Task statement>
Where does the string "true" occur in the entries below? Copy every line where it does.

Task material>

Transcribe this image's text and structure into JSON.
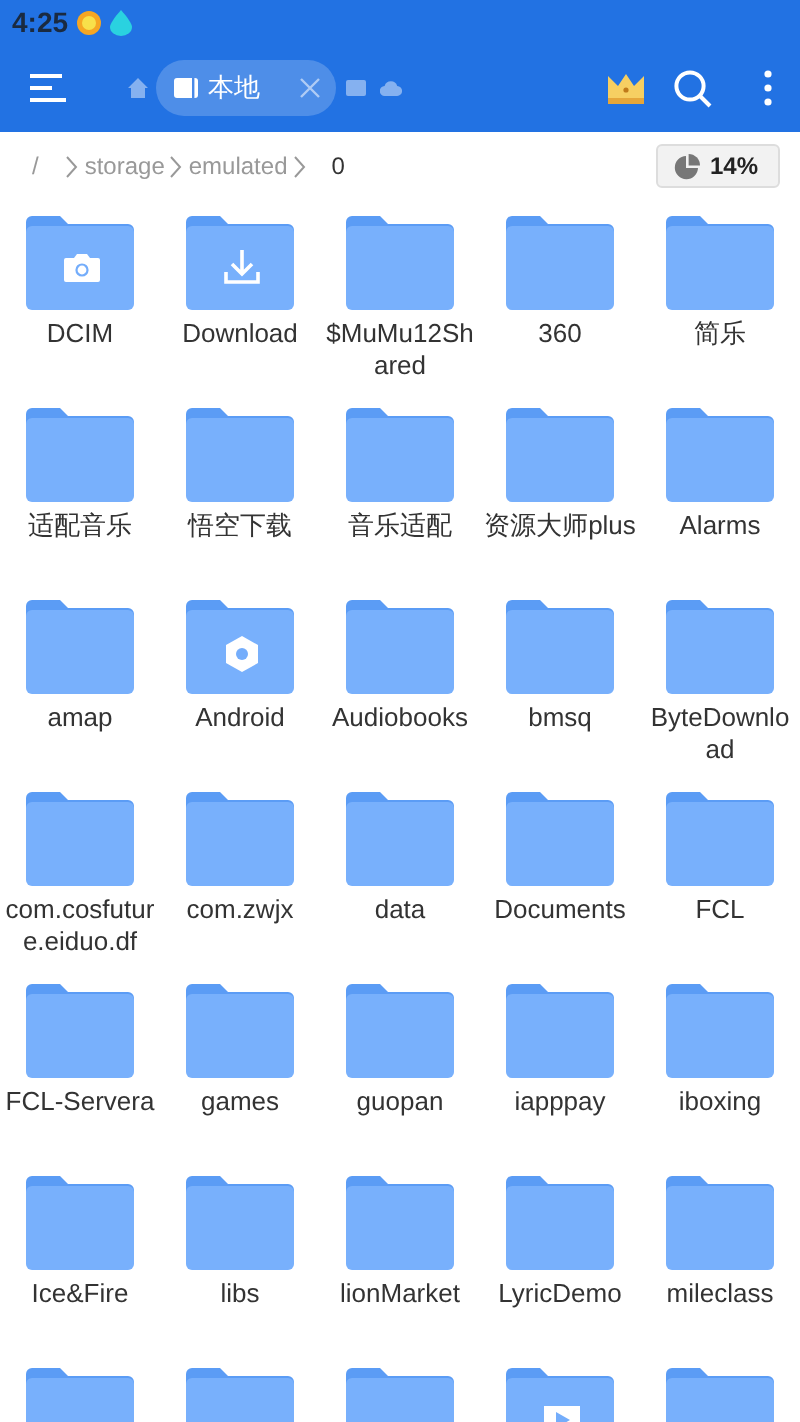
{
  "status_bar": {
    "time": "4:25"
  },
  "toolbar": {
    "tabs": [
      {
        "label": "本地",
        "selected": true
      }
    ]
  },
  "breadcrumb": [
    {
      "label": "/",
      "selected": false
    },
    {
      "label": "storage",
      "selected": false
    },
    {
      "label": "emulated",
      "selected": false
    },
    {
      "label": "0",
      "selected": true
    }
  ],
  "storage_badge": {
    "label": "14%"
  },
  "folders": [
    {
      "name": "DCIM",
      "kind": "camera"
    },
    {
      "name": "Download",
      "kind": "download"
    },
    {
      "name": "$MuMu12Shared",
      "kind": "plain"
    },
    {
      "name": "360",
      "kind": "plain"
    },
    {
      "name": "简乐",
      "kind": "plain"
    },
    {
      "name": "适配音乐",
      "kind": "plain"
    },
    {
      "name": "悟空下载",
      "kind": "plain"
    },
    {
      "name": "音乐适配",
      "kind": "plain"
    },
    {
      "name": "资源大师plus",
      "kind": "plain"
    },
    {
      "name": "Alarms",
      "kind": "plain"
    },
    {
      "name": "amap",
      "kind": "plain"
    },
    {
      "name": "Android",
      "kind": "gear"
    },
    {
      "name": "Audiobooks",
      "kind": "plain"
    },
    {
      "name": "bmsq",
      "kind": "plain"
    },
    {
      "name": "ByteDownload",
      "kind": "plain"
    },
    {
      "name": "com.cosfuture.eiduo.df",
      "kind": "plain"
    },
    {
      "name": "com.zwjx",
      "kind": "plain"
    },
    {
      "name": "data",
      "kind": "plain"
    },
    {
      "name": "Documents",
      "kind": "plain"
    },
    {
      "name": "FCL",
      "kind": "plain"
    },
    {
      "name": "FCL-Servera",
      "kind": "plain"
    },
    {
      "name": "games",
      "kind": "plain"
    },
    {
      "name": "guopan",
      "kind": "plain"
    },
    {
      "name": "iapppay",
      "kind": "plain"
    },
    {
      "name": "iboxing",
      "kind": "plain"
    },
    {
      "name": "Ice&Fire",
      "kind": "plain"
    },
    {
      "name": "libs",
      "kind": "plain"
    },
    {
      "name": "lionMarket",
      "kind": "plain"
    },
    {
      "name": "LyricDemo",
      "kind": "plain"
    },
    {
      "name": "mileclass",
      "kind": "plain"
    },
    {
      "kind": "plain"
    },
    {
      "kind": "plain"
    },
    {
      "kind": "plain"
    },
    {
      "kind": "video"
    },
    {
      "kind": "plain"
    }
  ]
}
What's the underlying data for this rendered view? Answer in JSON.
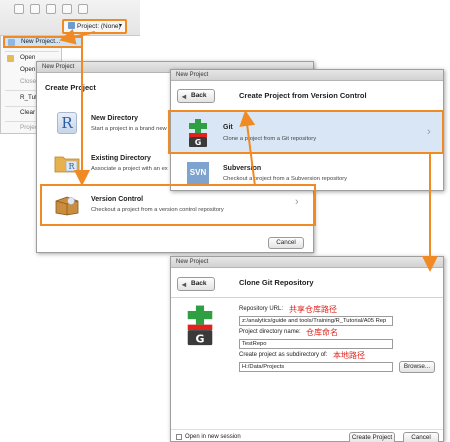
{
  "toolbar": {
    "project_label": "Project: (None)"
  },
  "menu": {
    "items": [
      {
        "label": "New Project...",
        "state": "active"
      },
      {
        "label": "Open ",
        "state": "normal"
      },
      {
        "label": "Open ",
        "state": "normal"
      },
      {
        "label": "Close",
        "state": "dim"
      },
      {
        "label": "R_Tutori",
        "state": "normal"
      },
      {
        "label": "Clear ",
        "state": "normal"
      },
      {
        "label": "Project",
        "state": "dim"
      }
    ]
  },
  "dialog_create": {
    "window_title": "New Project",
    "heading": "Create Project",
    "options": [
      {
        "title": "New Directory",
        "desc": "Start a project in a brand new"
      },
      {
        "title": "Existing Directory",
        "desc": "Associate a project with an ex"
      },
      {
        "title": "Version Control",
        "desc": "Checkout a project from a version control repository"
      }
    ],
    "cancel": "Cancel"
  },
  "dialog_vcs": {
    "window_title": "New Project",
    "back": "Back",
    "heading": "Create Project from Version Control",
    "options": [
      {
        "title": "Git",
        "desc": "Clone a project from a Git repository"
      },
      {
        "title": "Subversion",
        "desc": "Checkout a project from a Subversion repository",
        "icon_text": "SVN"
      }
    ]
  },
  "dialog_clone": {
    "window_title": "New Project",
    "back": "Back",
    "heading": "Clone Git Repository",
    "repo_label": "Repository URL:",
    "repo_value": "z:/analytics/guide and tools/Training/R_Tutorial/A05 Rep",
    "repo_anno": "共享仓库路径",
    "dir_label": "Project directory name:",
    "dir_value": "TestRepo",
    "dir_anno": "仓库命名",
    "parent_label": "Create project as subdirectory of:",
    "parent_value": "H:/Data/Projects",
    "parent_anno": "本地路径",
    "browse": "Browse...",
    "new_session": "Open in new session",
    "create": "Create Project",
    "cancel": "Cancel"
  },
  "colors": {
    "highlight": "#f08a24",
    "annotation": "#e0241b",
    "selected_row": "#d9e6f5"
  }
}
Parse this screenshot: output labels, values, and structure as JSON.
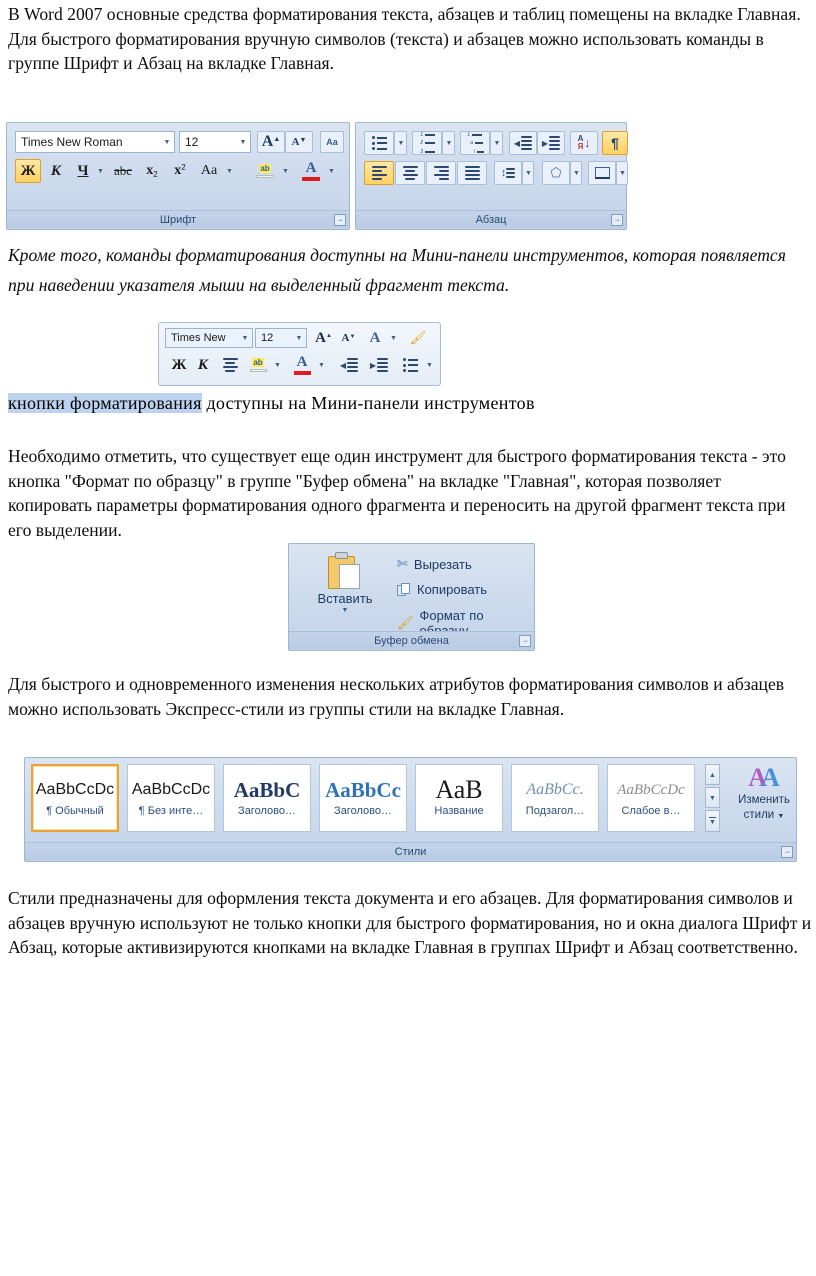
{
  "document": {
    "paragraphs": {
      "p1": "В Word 2007 основные средства форматирования текста, абзацев и таблиц помещены на вкладке Главная. Для быстрого форматирования вручную символов (текста) и абзацев можно использовать команды в группе Шрифт и Абзац на вкладке Главная.",
      "p2": "Кроме того, команды форматирования доступны на Мини-панели инструментов, которая появляется при наведении указателя мыши на выделенный фрагмент текста.",
      "p3": "Необходимо отметить, что существует еще один инструмент для быстрого форматирования текста - это кнопка \"Формат по образцу\" в группе \"Буфер обмена\" на вкладке \"Главная\", которая позволяет копировать параметры форматирования одного фрагмента и переносить на другой фрагмент текста при его выделении.",
      "p4": "Для быстрого и одновременного изменения нескольких атрибутов форматирования символов и абзацев можно использовать Экспресс-стили из группы стили на вкладке Главная.",
      "p5": "Стили предназначены для оформления текста документа и его абзацев. Для форматирования символов и абзацев вручную используют не только кнопки для быстрого форматирования, но и окна диалога Шрифт и Абзац, которые активизируются кнопками на вкладке Главная в группах Шрифт и Абзац соответственно."
    },
    "caption": {
      "highlighted": "кнопки форматирования",
      "rest": " доступны на Мини-панели инструментов"
    }
  },
  "font_group": {
    "label": "Шрифт",
    "font_name": "Times New Roman",
    "font_size": "12",
    "buttons": {
      "grow_font": "A",
      "shrink_font": "A",
      "clear_formatting": "Aa",
      "bold": "Ж",
      "italic": "К",
      "underline": "Ч",
      "strikethrough": "abc",
      "subscript": "x",
      "subscript_index": "2",
      "superscript": "x",
      "superscript_index": "2",
      "change_case": "Aa",
      "highlight": "ab",
      "font_color": "A"
    }
  },
  "paragraph_group": {
    "label": "Абзац",
    "buttons": {
      "bullets": "bullets-icon",
      "numbering": "numbering-icon",
      "multilevel_list": "multilevel-list-icon",
      "decrease_indent": "decrease-indent-icon",
      "increase_indent": "increase-indent-icon",
      "sort": "A",
      "sort_sub": "Я",
      "show_marks": "¶",
      "align_left": "align-left-icon",
      "align_center": "align-center-icon",
      "align_right": "align-right-icon",
      "justify": "justify-icon",
      "line_spacing": "line-spacing-icon",
      "shading": "shading-icon",
      "borders": "borders-icon"
    }
  },
  "mini_toolbar": {
    "font_name": "Times New",
    "font_size": "12",
    "buttons": {
      "grow_font": "A",
      "shrink_font": "A",
      "styles": "A",
      "format_painter": "format-painter-icon",
      "bold": "Ж",
      "italic": "К",
      "align_center": "align-center-icon",
      "highlight": "ab",
      "font_color": "A",
      "decrease_indent": "decrease-indent-icon",
      "increase_indent": "increase-indent-icon",
      "bullets": "bullets-icon"
    }
  },
  "clipboard_group": {
    "label": "Буфер обмена",
    "paste": "Вставить",
    "items": [
      {
        "label": "Вырезать",
        "icon": "scissors-icon"
      },
      {
        "label": "Копировать",
        "icon": "copy-icon"
      },
      {
        "label": "Формат по образцу",
        "icon": "format-painter-icon"
      }
    ]
  },
  "styles_group": {
    "label": "Стили",
    "tiles": [
      {
        "sample": "AaBbCcDc",
        "name": "¶ Обычный",
        "selected": true,
        "sample_color": "#1a1a1a",
        "sample_style": "sans",
        "sample_size": "16px"
      },
      {
        "sample": "AaBbCcDc",
        "name": "¶ Без инте…",
        "selected": false,
        "sample_color": "#1a1a1a",
        "sample_style": "sans",
        "sample_size": "16px"
      },
      {
        "sample": "AaBbC",
        "name": "Заголово…",
        "selected": false,
        "sample_color": "#1f3864",
        "sample_style": "serif-bold",
        "sample_size": "21px"
      },
      {
        "sample": "AaBbCc",
        "name": "Заголово…",
        "selected": false,
        "sample_color": "#2e74b5",
        "sample_style": "serif-bold",
        "sample_size": "21px"
      },
      {
        "sample": "АаВ",
        "name": "Название",
        "selected": false,
        "sample_color": "#1a1a1a",
        "sample_style": "serif",
        "sample_size": "26px"
      },
      {
        "sample": "AaBbCc.",
        "name": "Подзагол…",
        "selected": false,
        "sample_color": "#6f8fb0",
        "sample_style": "serif-ital",
        "sample_size": "16px"
      },
      {
        "sample": "AaBbCcDc",
        "name": "Слабое в…",
        "selected": false,
        "sample_color": "#8a8a8a",
        "sample_style": "serif-ital",
        "sample_size": "15px"
      }
    ],
    "scroll": {
      "up": "▲",
      "down": "▼",
      "more": "▼"
    },
    "change_styles": {
      "icon": "AA",
      "line1": "Изменить",
      "line2": "стили"
    }
  },
  "colors": {
    "ribbon_bg": "#cfdcee",
    "ribbon_border": "#9eb6ce",
    "label_text": "#2a4a73",
    "selection_highlight": "#bcd2ee",
    "active_button": "#ffd060",
    "style_selected_border": "#e8a33d"
  }
}
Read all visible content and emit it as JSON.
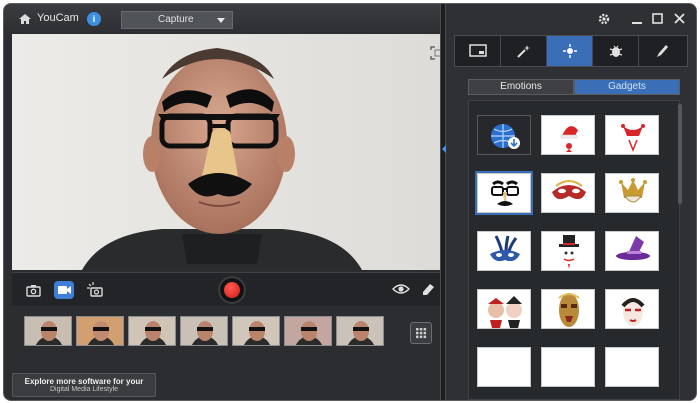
{
  "app": {
    "title": "YouCam",
    "info_badge": "i"
  },
  "mode_select": {
    "value": "Capture"
  },
  "promo": {
    "line1": "Explore more software for your",
    "line2": "Digital Media Lifestyle"
  },
  "panel": {
    "tabs": [
      {
        "id": "frames",
        "icon": "frame-icon"
      },
      {
        "id": "effects",
        "icon": "magic-wand-icon"
      },
      {
        "id": "avatars",
        "icon": "sparkle-face-icon",
        "active": true
      },
      {
        "id": "distortion",
        "icon": "bug-icon"
      },
      {
        "id": "draw",
        "icon": "brush-icon"
      }
    ],
    "subtabs": {
      "emotions": "Emotions",
      "gadgets": "Gadgets",
      "active": "gadgets"
    }
  },
  "gallery": {
    "items": [
      {
        "name": "download-more",
        "icon": "globe-download-icon"
      },
      {
        "name": "santa-hat"
      },
      {
        "name": "jester-hat"
      },
      {
        "name": "groucho-glasses",
        "selected": true
      },
      {
        "name": "venetian-mask"
      },
      {
        "name": "jester-mask"
      },
      {
        "name": "feather-mask"
      },
      {
        "name": "top-hat-face"
      },
      {
        "name": "witch-hat"
      },
      {
        "name": "harlequins"
      },
      {
        "name": "tribal-mask"
      },
      {
        "name": "geisha-mask"
      }
    ]
  },
  "colors": {
    "accent": "#3a6fb8",
    "record": "#d01b14",
    "window": "#2b2d30"
  }
}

Answer to this exercise>
        "selected": true
      "selected": true
        "selected": true,
        "active": true
        "selected": true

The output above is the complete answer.